Physical arthritis is basically bone on bone with no cushion in between the moving pieces to smooth and allow for glide, and this is sort of what it feels like emotionally at these times: collapsed gears that can’t move well past one another; there’s just nothing supporting them, a feeling that the bottom is falling out of everything as my emotions plummet off of a cliff when my hormones shift, and outwardly radiating emotional pain.

I really hate the thought that I have to manage this stuff for the rest of my life, and it’s been really hard to accept that my brain has been altered in ways that mean, for example, that I have to be so mindful of stress or substances that may not affect others the way they affect me. Or that may mean I need to go in for regular coping or tune-up appointments. It also means I need to keep working on a toolkit. Nature, exercise, some mindfulness, and what has been harder has been building and maintaining deep relationships.

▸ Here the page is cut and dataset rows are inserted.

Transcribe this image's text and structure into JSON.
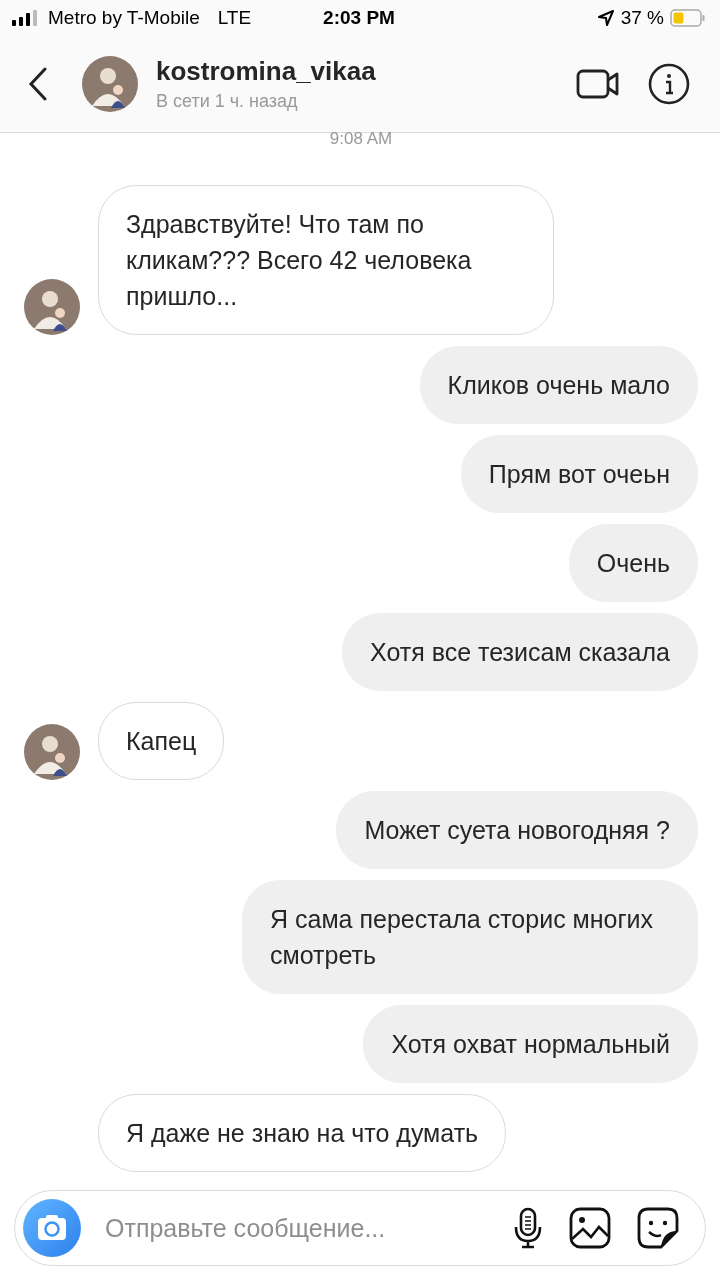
{
  "status_bar": {
    "carrier": "Metro by T-Mobile",
    "network": "LTE",
    "time": "2:03 PM",
    "battery": "37 %"
  },
  "header": {
    "username": "kostromina_vikaa",
    "presence": "В сети 1 ч. назад"
  },
  "timestamp": "9:08 AM",
  "messages": [
    {
      "kind": "received",
      "avatar": true,
      "text": "Здравствуйте! Что там по кликам??? Всего 42 человека пришло..."
    },
    {
      "kind": "sent",
      "text": "Кликов очень мало"
    },
    {
      "kind": "sent",
      "text": "Прям вот очеьн"
    },
    {
      "kind": "sent",
      "text": "Очень"
    },
    {
      "kind": "sent",
      "text": "Хотя все тезисам сказала"
    },
    {
      "kind": "received",
      "avatar": true,
      "text": "Капец"
    },
    {
      "kind": "sent",
      "text": "Может суета новогодняя ?"
    },
    {
      "kind": "sent",
      "text": "Я сама перестала сторис многих смотреть"
    },
    {
      "kind": "sent",
      "text": "Хотя охват нормальный"
    },
    {
      "kind": "received",
      "avatar": false,
      "text": "Я даже не знаю на что думать"
    }
  ],
  "composer": {
    "placeholder": "Отправьте сообщение..."
  }
}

I have been thinking of trying a program called Conscious Girlfriend that helps people through the thicket. In the age of covid, attending the usual social events becomes weird. I’ve recently backed out of two large local events where I could meet people to date or be friends. I imagined myself showing up with my cane in a big loud room our outdoors area trying to talk as loudly as I could but still not loudly enough to be audible through my mask to some gal while few others were wearing masks, and not even be able to dance because of my ankle, and just decided not to get into my car to start with. Other people do things like Tindr (or maybe that’s just men, l don’t know) or OkCupid, but I just haven’t yet felt like jumping in. Or maybe I just need to be more imaginative or proactive and organize something around an activity I enjoy for one of the many lesbian meetup groups here. When I met the ex that I separated from last year, I was fairly new to the city and was just looking for friends and interesting people to talk to in a meetup group called Lesbians with Degrees. She was fairly new to the city also, so there was lots of city and surroundings to explore together.

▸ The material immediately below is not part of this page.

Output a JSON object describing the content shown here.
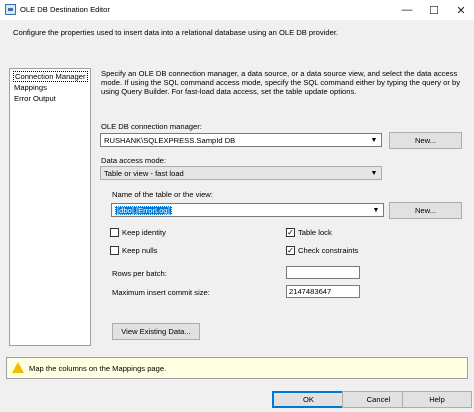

The maker of RocketBook, a tool I’ve started using, said that one can really only focus well on two big goals at once. Now that my health and recovery goals are under better control, (and having learned how to cook better) perhaps I can start to shift focus to my social life while keeping my career as a constant with overtones of creative pursuits. Hmm.